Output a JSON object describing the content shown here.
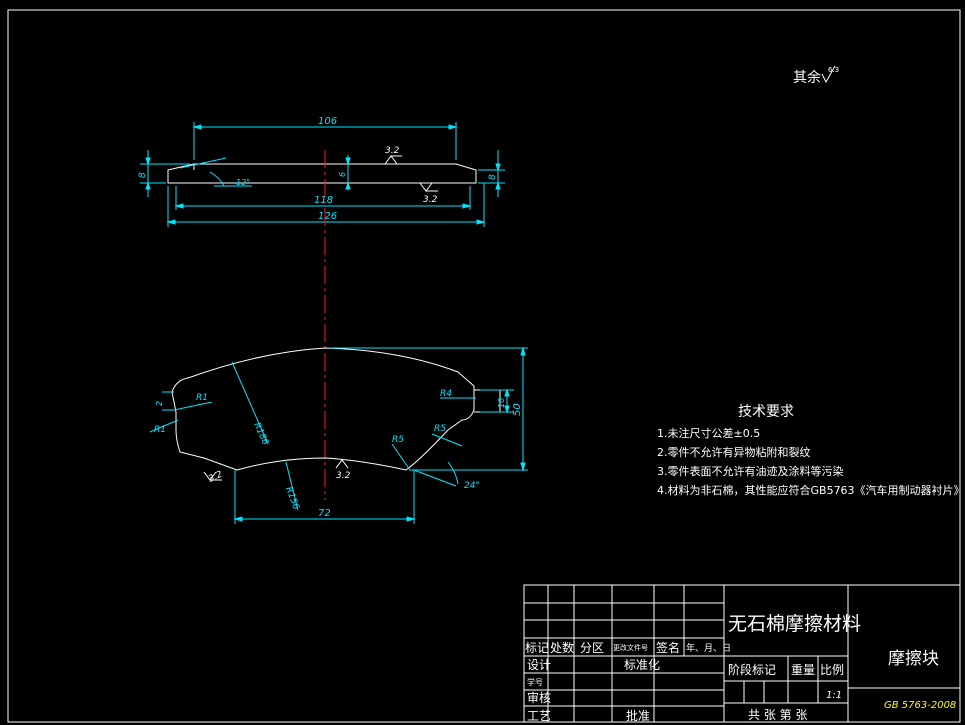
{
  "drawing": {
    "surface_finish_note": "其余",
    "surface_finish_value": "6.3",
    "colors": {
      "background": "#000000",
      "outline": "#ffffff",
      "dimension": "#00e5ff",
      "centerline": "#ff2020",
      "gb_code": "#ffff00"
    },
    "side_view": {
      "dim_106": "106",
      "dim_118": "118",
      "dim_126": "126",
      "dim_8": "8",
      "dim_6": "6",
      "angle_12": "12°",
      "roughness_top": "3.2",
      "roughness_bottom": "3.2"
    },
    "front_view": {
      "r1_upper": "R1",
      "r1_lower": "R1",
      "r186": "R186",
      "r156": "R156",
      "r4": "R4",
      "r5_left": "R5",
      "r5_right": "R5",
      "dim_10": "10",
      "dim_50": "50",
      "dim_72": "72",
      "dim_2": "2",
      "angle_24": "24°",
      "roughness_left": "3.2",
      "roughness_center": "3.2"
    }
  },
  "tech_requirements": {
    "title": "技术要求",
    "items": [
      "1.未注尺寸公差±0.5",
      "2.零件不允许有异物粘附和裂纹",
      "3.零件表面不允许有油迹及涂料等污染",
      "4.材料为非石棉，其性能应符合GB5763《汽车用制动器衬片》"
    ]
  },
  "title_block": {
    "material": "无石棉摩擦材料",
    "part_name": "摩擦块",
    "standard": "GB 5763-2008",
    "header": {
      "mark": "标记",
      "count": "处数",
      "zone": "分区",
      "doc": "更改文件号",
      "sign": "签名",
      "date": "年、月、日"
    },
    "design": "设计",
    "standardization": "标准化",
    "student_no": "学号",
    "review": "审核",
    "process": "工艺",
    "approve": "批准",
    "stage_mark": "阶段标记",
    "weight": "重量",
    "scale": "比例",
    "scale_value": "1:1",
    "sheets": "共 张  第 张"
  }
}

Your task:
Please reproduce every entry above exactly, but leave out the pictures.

Task answer:
Output a JSON object describing the content shown here.
{
  "drawing": {
    "surface_finish_note": "其余",
    "surface_finish_value": "6.3",
    "colors": {
      "background": "#000000",
      "outline": "#ffffff",
      "dimension": "#00e5ff",
      "centerline": "#ff2020",
      "gb_code": "#ffff00"
    },
    "side_view": {
      "dim_106": "106",
      "dim_118": "118",
      "dim_126": "126",
      "dim_8": "8",
      "dim_6": "6",
      "angle_12": "12°",
      "roughness_top": "3.2",
      "roughness_bottom": "3.2"
    },
    "front_view": {
      "r1_upper": "R1",
      "r1_lower": "R1",
      "r186": "R186",
      "r156": "R156",
      "r4": "R4",
      "r5_left": "R5",
      "r5_right": "R5",
      "dim_10": "10",
      "dim_50": "50",
      "dim_72": "72",
      "dim_2": "2",
      "angle_24": "24°",
      "roughness_left": "3.2",
      "roughness_center": "3.2"
    }
  },
  "tech_requirements": {
    "title": "技术要求",
    "items": [
      "1.未注尺寸公差±0.5",
      "2.零件不允许有异物粘附和裂纹",
      "3.零件表面不允许有油迹及涂料等污染",
      "4.材料为非石棉，其性能应符合GB5763《汽车用制动器衬片》"
    ]
  },
  "title_block": {
    "material": "无石棉摩擦材料",
    "part_name": "摩擦块",
    "standard": "GB 5763-2008",
    "header": {
      "mark": "标记",
      "count": "处数",
      "zone": "分区",
      "doc": "更改文件号",
      "sign": "签名",
      "date": "年、月、日"
    },
    "design": "设计",
    "standardization": "标准化",
    "student_no": "学号",
    "review": "审核",
    "process": "工艺",
    "approve": "批准",
    "stage_mark": "阶段标记",
    "weight": "重量",
    "scale": "比例",
    "scale_value": "1:1",
    "sheets": "共 张  第 张"
  }
}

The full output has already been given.